Is Your Speech Weak? Or Courteous?
In a recent article I found on the website of the San Francisco Chronicle, the author argues for women ridding their speech of “hedges.”
Hedges are those little apologetic words and phrases we insert into our speech. For example:
- I’m sorry, but …
- Well, actually, I think …
- In my humble opinion …
The idea is that these little apologies soften your speech and indicate a low level of confidence. And while the article specifically talks to women (it originally appeared in Redbook), this is something men should take note of, as well.
But my question is this: are hedge words actually bad?
Does hedging your speech actually give an appearance of weakness? Or instead, does it indicate a respect for the other speakers and offer some courtesy to help society run a little more smoothly?
- This article (the one I referenced above) advocates giving the ax to hedge words and putting more strength into your speech.
- This article from the Macmillan Dictionary Blog suggests that hedge words may be pretty vital to communication and us all getting along.
Personally, I think it’s a matter of degree. We all know some über-hedging folks who seem to apologize even as they order their lunch. But then there are others who wouldn’t notice a hedge word if it kicked them in the teeth because they’re stubbornly barreling through conversations heedless and disrespectful of anyone around them.
So I’d suggest moderating your hedges.

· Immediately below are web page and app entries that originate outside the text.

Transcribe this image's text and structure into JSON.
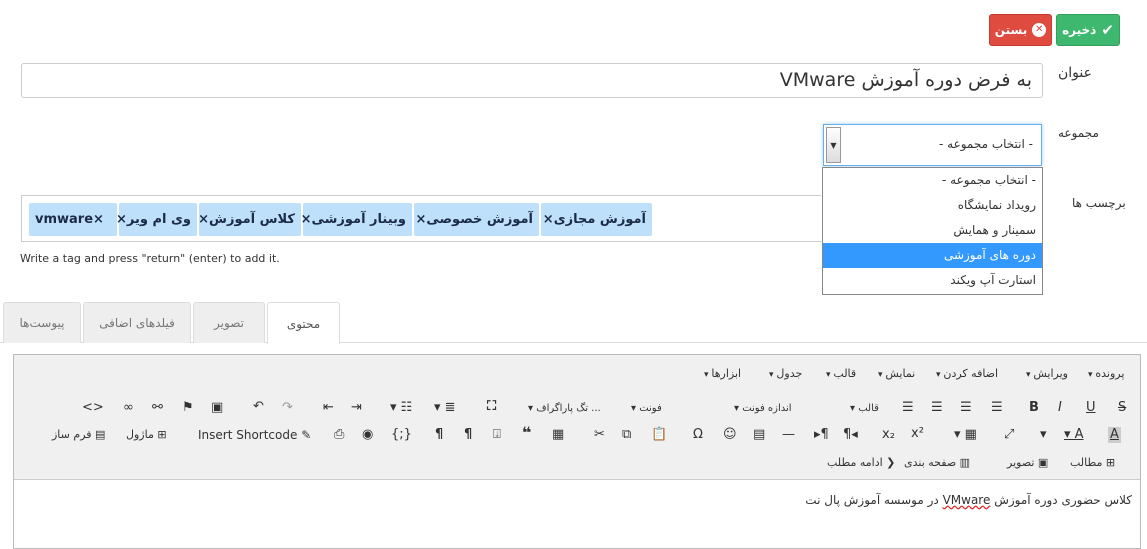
{
  "actions": {
    "save": "ذخیره",
    "close": "بستن"
  },
  "form": {
    "title_label": "عنوان",
    "title_value": "به فرض دوره آموزش VMware",
    "category_label": "مجموعه",
    "category_selected": "- انتخاب مجموعه -",
    "category_options": [
      "- انتخاب مجموعه -",
      "رویداد نمایشگاه",
      "سمینار و همایش",
      "دوره های آموزشی",
      "استارت آپ ویکند"
    ],
    "category_highlighted": 3,
    "tags_label": "برچسب ها",
    "tags": [
      "آموزش مجازی×",
      "آموزش خصوصی×",
      "وبینار آموزشی×",
      "کلاس آموزش×",
      "وی ام ویر×",
      "vmware×"
    ],
    "tags_hint": "Write a tag and press \"return\" (enter) to add it."
  },
  "tabs": [
    "محتوی",
    "تصویر",
    "فیلدهای اضافی",
    "پیوست‌ها"
  ],
  "editor": {
    "menus": [
      "پرونده",
      "ویرایش",
      "اضافه کردن",
      "نمایش",
      "قالب",
      "جدول",
      "ابزارها"
    ],
    "font_family": "فونت",
    "font_size": "اندازه فونت",
    "format": "قالب",
    "paragraph": "تگ پاراگراف ...",
    "buttons": {
      "insert_shortcode": "Insert Shortcode",
      "module": "ماژول",
      "form_builder": "فرم ساز",
      "article": "مطالب",
      "image": "تصویر",
      "pagebreak": "صفحه بندی",
      "readmore": "ادامه مطلب"
    },
    "content_before": "کلاس حضوری دوره آموزش ",
    "content_word": "VMware",
    "content_after": " در موسسه آموزش پال نت"
  },
  "colors": {
    "save": "#3fb86f",
    "close": "#e04b40",
    "tag_bg": "#bfe0fa",
    "select_highlight": "#3399ff"
  }
}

You needn’t preface every idea you have with “This may sound dumb, but …” And at the same time, no one likes it when people bully their way over everyone else’s ideas like Genghis Khan.
Be firm, be confident, and be polite. And just as importantly – be aware of how you speak. Knowing to what degree you use hedge words will go a long way toward projecting the image you want through your speech.

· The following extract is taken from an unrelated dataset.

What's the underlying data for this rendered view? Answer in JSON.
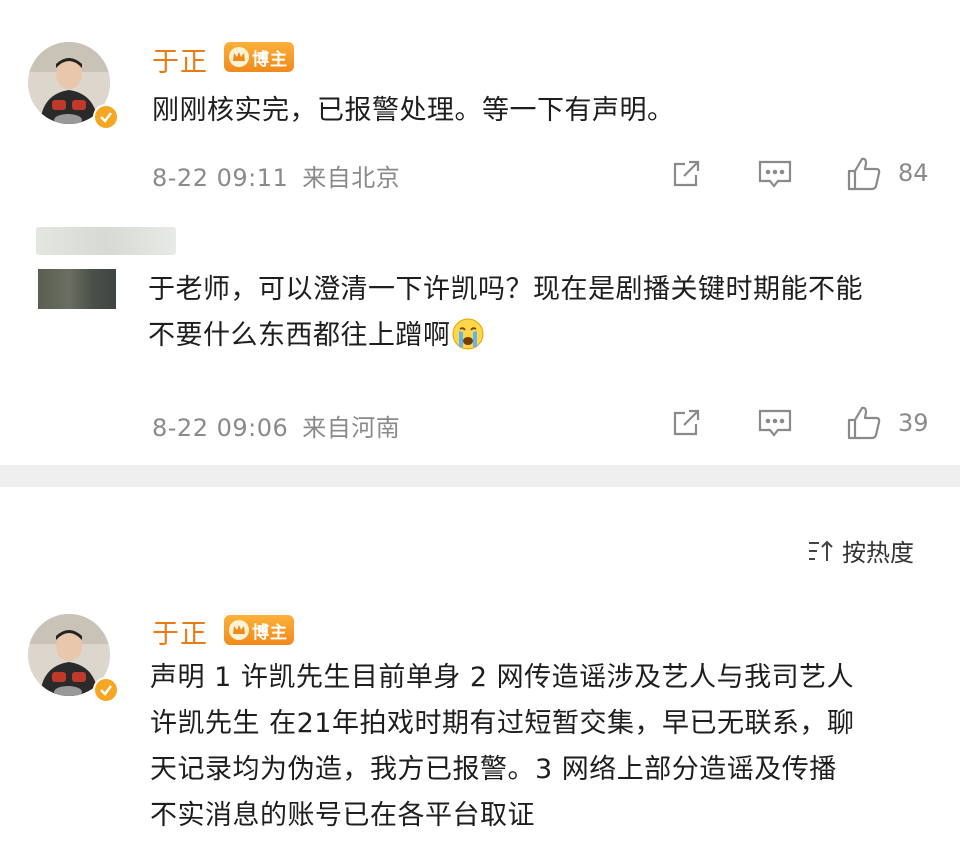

What do you think? Keep the hedge words? Or ditch ’em for stronger language?